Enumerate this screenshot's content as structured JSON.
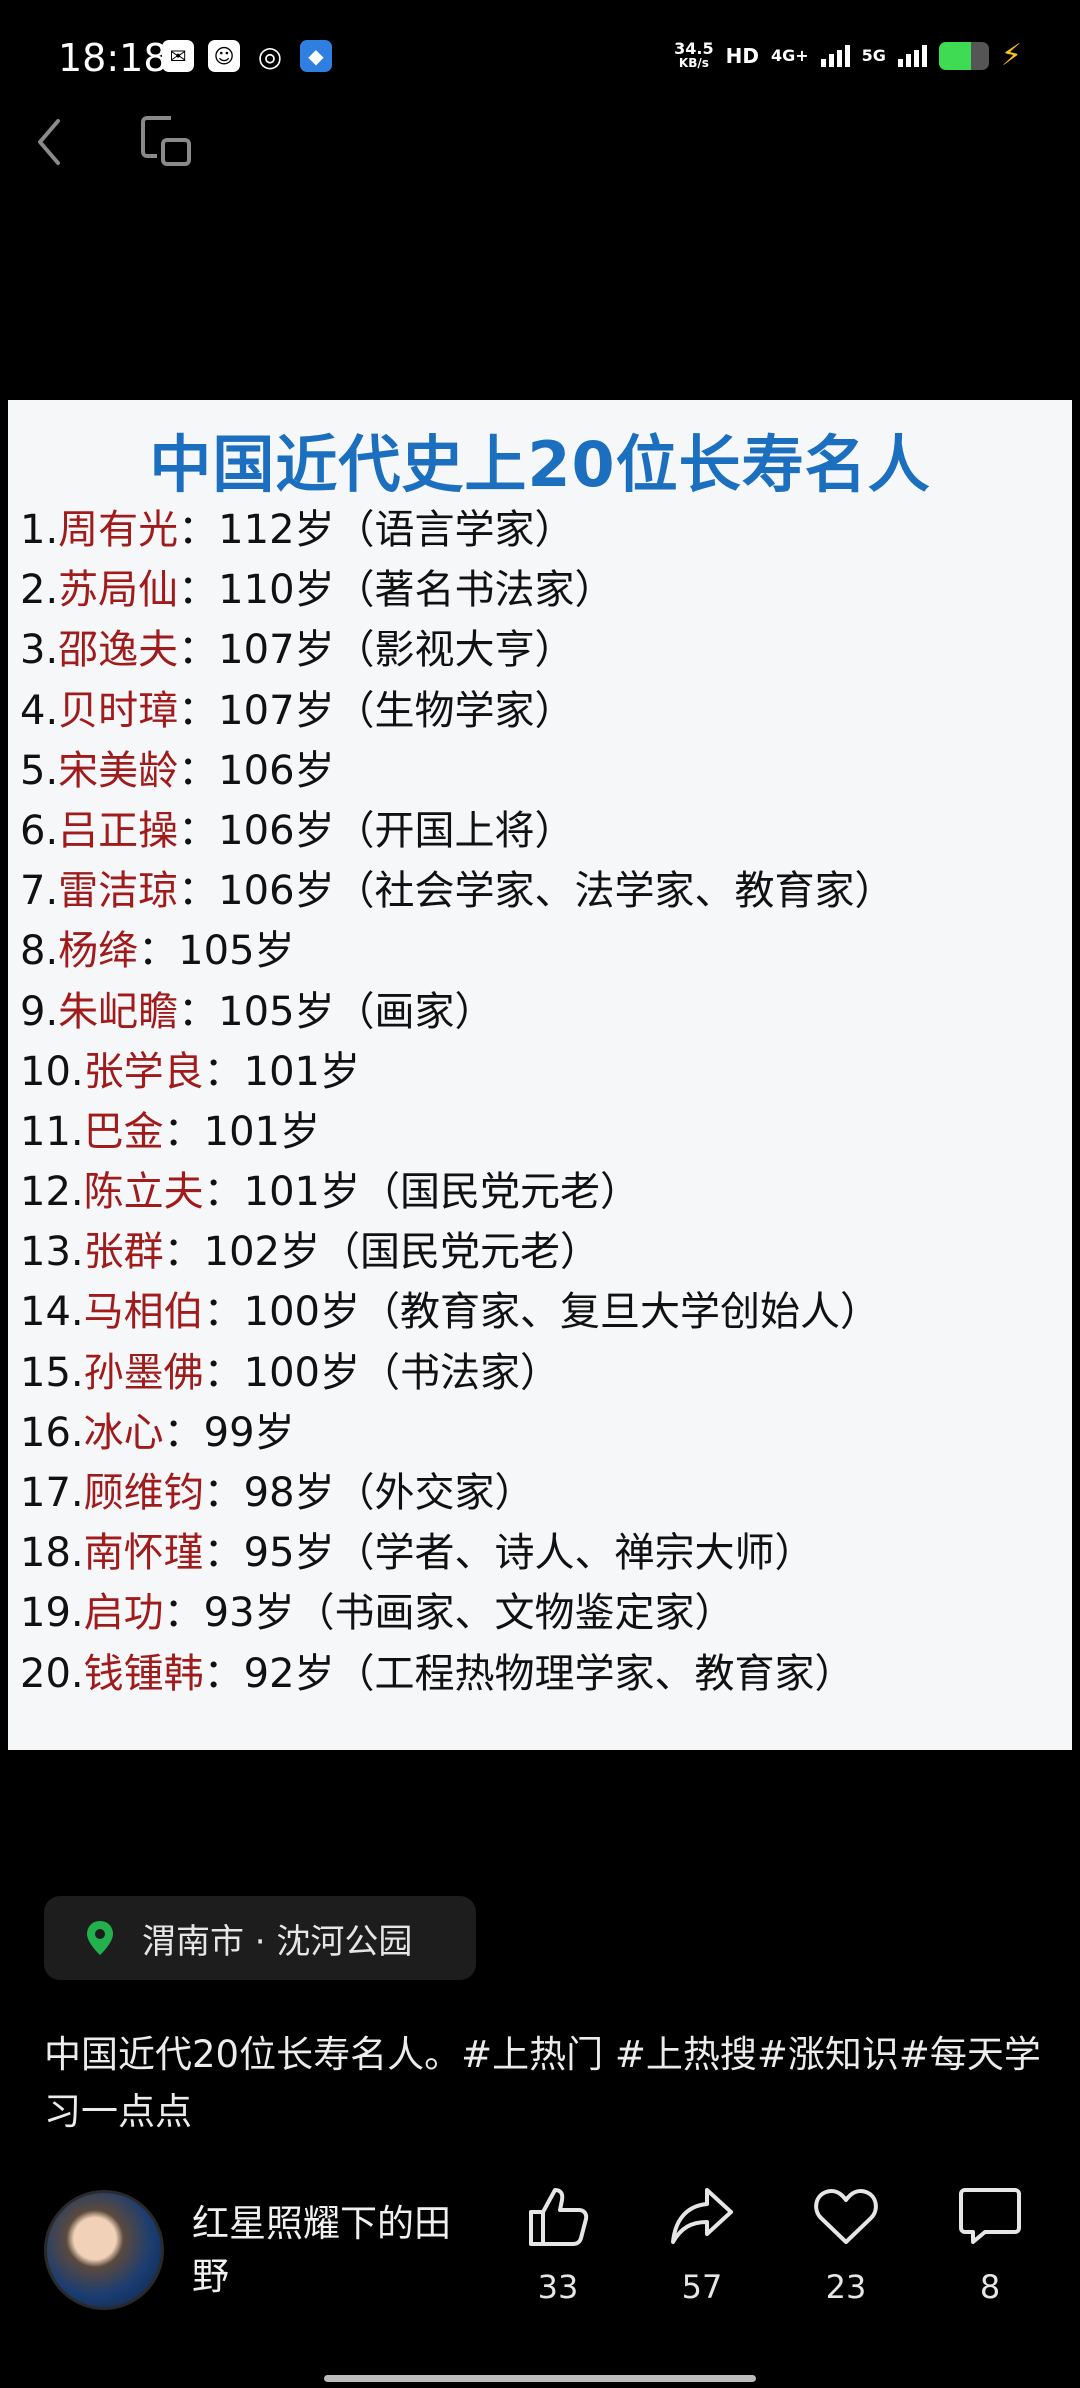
{
  "status_bar": {
    "time": "18:18",
    "speed_value": "34.5",
    "speed_unit": "KB/s",
    "hd_badge": "HD",
    "net_4g": "4G+",
    "net_5g": "5G",
    "battery_level": 0.64,
    "app_icons": [
      "wechat-icon",
      "avatar-app-icon",
      "swirl-app-icon",
      "blue-app-icon"
    ]
  },
  "post_image": {
    "title": "中国近代史上20位长寿名人",
    "entries": [
      {
        "num": "1.",
        "name": "周有光",
        "rest": "：112岁（语言学家）"
      },
      {
        "num": "2.",
        "name": "苏局仙",
        "rest": "：110岁（著名书法家）"
      },
      {
        "num": "3.",
        "name": "邵逸夫",
        "rest": "：107岁（影视大亨）"
      },
      {
        "num": "4.",
        "name": "贝时璋",
        "rest": "：107岁（生物学家）"
      },
      {
        "num": "5.",
        "name": "宋美龄",
        "rest": "：106岁"
      },
      {
        "num": "6.",
        "name": "吕正操",
        "rest": "：106岁（开国上将）"
      },
      {
        "num": "7.",
        "name": "雷洁琼",
        "rest": "：106岁（社会学家、法学家、教育家）"
      },
      {
        "num": "8.",
        "name": "杨绛",
        "rest": "：105岁"
      },
      {
        "num": "9.",
        "name": "朱屺瞻",
        "rest": "：105岁（画家）"
      },
      {
        "num": "10.",
        "name": "张学良",
        "rest": "：101岁"
      },
      {
        "num": "11.",
        "name": "巴金",
        "rest": "：101岁"
      },
      {
        "num": "12.",
        "name": "陈立夫",
        "rest": "：101岁（国民党元老）"
      },
      {
        "num": "13.",
        "name": "张群",
        "rest": "：102岁（国民党元老）"
      },
      {
        "num": "14.",
        "name": "马相伯",
        "rest": "：100岁（教育家、复旦大学创始人）"
      },
      {
        "num": "15.",
        "name": "孙墨佛",
        "rest": "：100岁（书法家）"
      },
      {
        "num": "16.",
        "name": "冰心",
        "rest": "：99岁"
      },
      {
        "num": "17.",
        "name": "顾维钧",
        "rest": "：98岁（外交家）"
      },
      {
        "num": "18.",
        "name": "南怀瑾",
        "rest": "：95岁（学者、诗人、禅宗大师）"
      },
      {
        "num": "19.",
        "name": "启功",
        "rest": "：93岁（书画家、文物鉴定家）"
      },
      {
        "num": "20.",
        "name": "钱锺韩",
        "rest": "：92岁（工程热物理学家、教育家）"
      }
    ]
  },
  "location": {
    "text": "渭南市 · 沈河公园"
  },
  "caption": "中国近代20位长寿名人。#上热门 #上热搜#涨知识#每天学习一点点",
  "author": {
    "name": "红星照耀下的田野"
  },
  "actions": {
    "likes": "33",
    "shares": "57",
    "favorites": "23",
    "comments": "8"
  },
  "colors": {
    "title_blue": "#1c6fbe",
    "name_red": "#a01b1b",
    "location_pin": "#22b14c"
  }
}
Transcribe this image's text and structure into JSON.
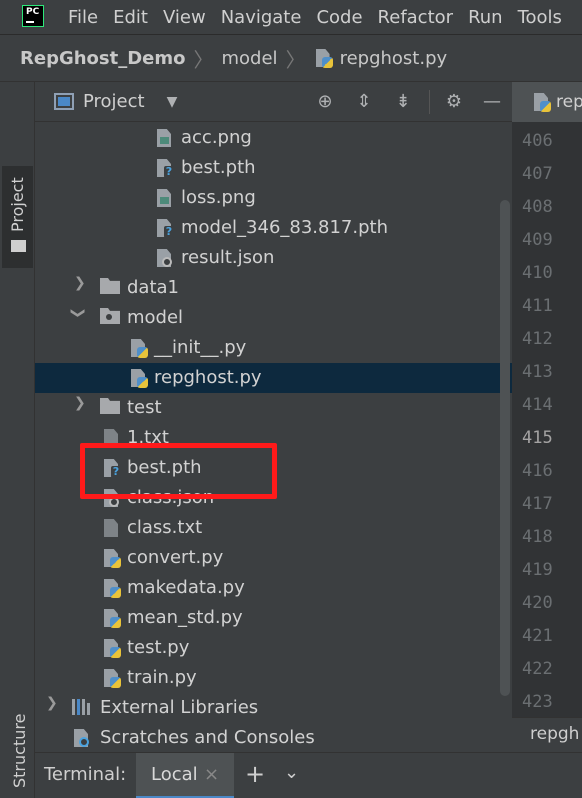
{
  "menu": {
    "app_icon_text": "PC",
    "items": [
      "File",
      "Edit",
      "View",
      "Navigate",
      "Code",
      "Refactor",
      "Run",
      "Tools"
    ]
  },
  "breadcrumb": {
    "root": "RepGhost_Demo",
    "folder": "model",
    "file": "repghost.py"
  },
  "left_strip": {
    "project_tab": "Project",
    "structure_tab": "Structure"
  },
  "project_panel": {
    "title": "Project",
    "dropdown_icon": "caret-down-icon",
    "header_icons": [
      "locate-icon",
      "expand-all-icon",
      "collapse-all-icon",
      "gear-icon",
      "minimize-icon"
    ]
  },
  "tree": {
    "rows": [
      {
        "label": "acc.png",
        "icon": "image-file-icon"
      },
      {
        "label": "best.pth",
        "icon": "unknown-file-icon"
      },
      {
        "label": "loss.png",
        "icon": "image-file-icon"
      },
      {
        "label": "model_346_83.817.pth",
        "icon": "unknown-file-icon"
      },
      {
        "label": "result.json",
        "icon": "json-file-icon"
      },
      {
        "label": "data1",
        "icon": "folder-icon",
        "expanded": false
      },
      {
        "label": "model",
        "icon": "module-folder-icon",
        "expanded": true
      },
      {
        "label": "__init__.py",
        "icon": "python-file-icon"
      },
      {
        "label": "repghost.py",
        "icon": "python-file-icon",
        "selected": true
      },
      {
        "label": "test",
        "icon": "folder-icon",
        "expanded": false
      },
      {
        "label": "1.txt",
        "icon": "text-file-icon"
      },
      {
        "label": "best.pth",
        "icon": "unknown-file-icon",
        "highlighted": true
      },
      {
        "label": "class.json",
        "icon": "json-file-icon"
      },
      {
        "label": "class.txt",
        "icon": "text-file-icon"
      },
      {
        "label": "convert.py",
        "icon": "python-file-icon"
      },
      {
        "label": "makedata.py",
        "icon": "python-file-icon"
      },
      {
        "label": "mean_std.py",
        "icon": "python-file-icon"
      },
      {
        "label": "test.py",
        "icon": "python-file-icon"
      },
      {
        "label": "train.py",
        "icon": "python-file-icon"
      },
      {
        "label": "External Libraries",
        "icon": "library-icon",
        "expanded": false
      },
      {
        "label": "Scratches and Consoles",
        "icon": "scratches-icon"
      }
    ]
  },
  "editor": {
    "tab_label": "repg",
    "line_numbers": [
      "406",
      "407",
      "408",
      "409",
      "410",
      "411",
      "412",
      "413",
      "414",
      "415",
      "416",
      "417",
      "418",
      "419",
      "420",
      "421",
      "422",
      "423"
    ],
    "current_line": "415",
    "bottom_label": "repgh"
  },
  "terminal": {
    "label": "Terminal:",
    "tab": "Local",
    "close_icon": "×",
    "add_icon": "+",
    "menu_icon": "⌄"
  },
  "colors": {
    "highlight_box": "#ff1a1a",
    "selection": "#0d293e",
    "panel_bg": "#3c3f41",
    "editor_bg": "#2b2b2b"
  }
}
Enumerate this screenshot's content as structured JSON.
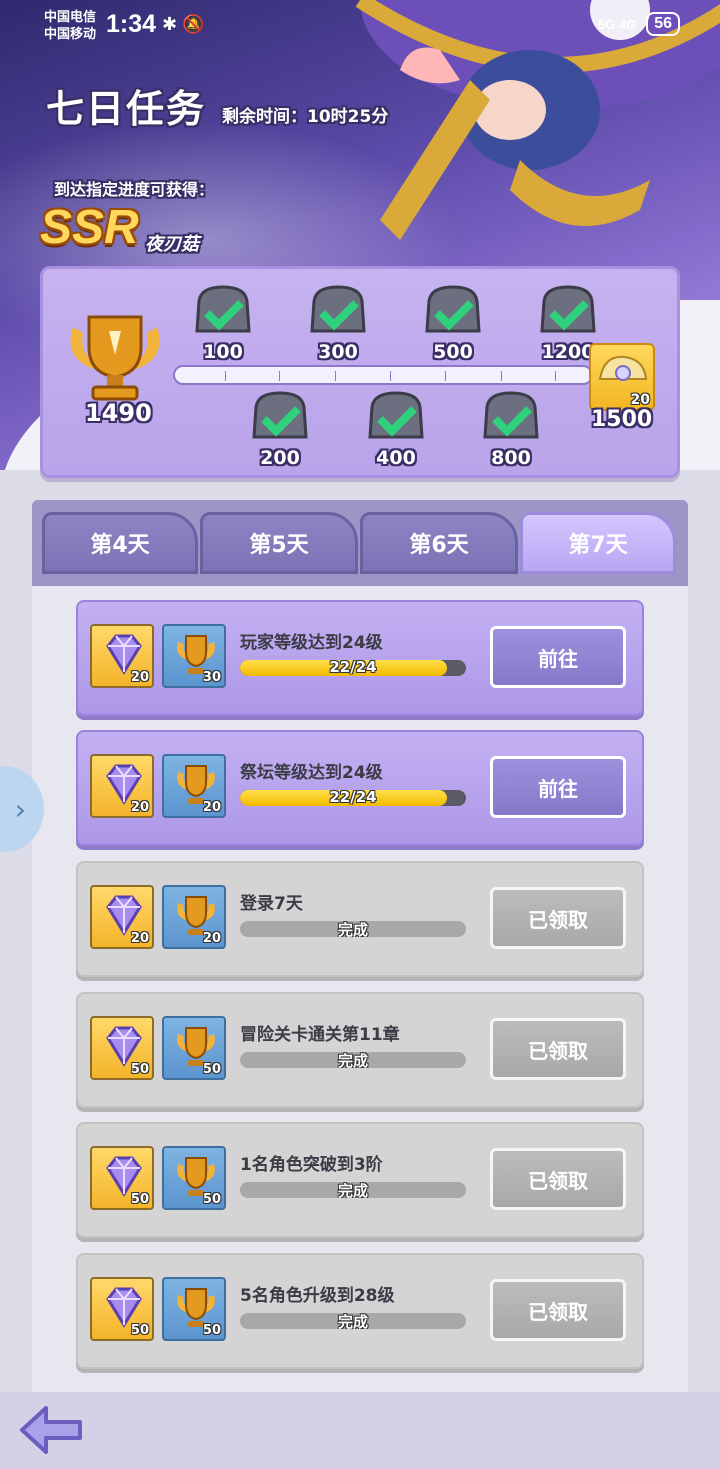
{
  "status_bar": {
    "carrier_1": "中国电信",
    "carrier_2": "中国移动",
    "time": "1:34",
    "icons_left": "✱ 🔕",
    "signal_text": "5G 4G",
    "battery": "56"
  },
  "header": {
    "title": "七日任务",
    "time_left": "剩余时间：10时25分",
    "reach_text": "到达指定进度可获得：",
    "reward_rank": "SSR",
    "reward_name": "夜刃菇"
  },
  "progress": {
    "current_score": "1490",
    "milestones_top": [
      "100",
      "300",
      "500",
      "1200"
    ],
    "milestones_bottom": [
      "200",
      "400",
      "800"
    ],
    "final_value": "1500",
    "final_count": "20"
  },
  "tabs": [
    {
      "label": "第4天"
    },
    {
      "label": "第5天"
    },
    {
      "label": "第6天"
    },
    {
      "label": "第7天"
    }
  ],
  "tasks": [
    {
      "name": "玩家等级达到24级",
      "gem": "20",
      "trophy": "30",
      "progress_text": "22/24",
      "progress": 0.917,
      "button": "前往",
      "state": "active"
    },
    {
      "name": "祭坛等级达到24级",
      "gem": "20",
      "trophy": "20",
      "progress_text": "22/24",
      "progress": 0.917,
      "button": "前往",
      "state": "active"
    },
    {
      "name": "登录7天",
      "gem": "20",
      "trophy": "20",
      "progress_text": "完成",
      "progress": 1,
      "button": "已领取",
      "state": "done"
    },
    {
      "name": "冒险关卡通关第11章",
      "gem": "50",
      "trophy": "50",
      "progress_text": "完成",
      "progress": 1,
      "button": "已领取",
      "state": "done"
    },
    {
      "name": "1名角色突破到3阶",
      "gem": "50",
      "trophy": "50",
      "progress_text": "完成",
      "progress": 1,
      "button": "已领取",
      "state": "done"
    },
    {
      "name": "5名角色升级到28级",
      "gem": "50",
      "trophy": "50",
      "progress_text": "完成",
      "progress": 1,
      "button": "已领取",
      "state": "done"
    }
  ],
  "colors": {
    "accent_purple": "#9d91de",
    "gold": "#f2b800",
    "panel": "#c6b3f0"
  }
}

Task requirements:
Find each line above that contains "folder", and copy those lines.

Exercise response:
    "folder": "model",
        "icon": "folder-icon",
        "icon": "module-folder-icon",
        "icon": "folder-icon",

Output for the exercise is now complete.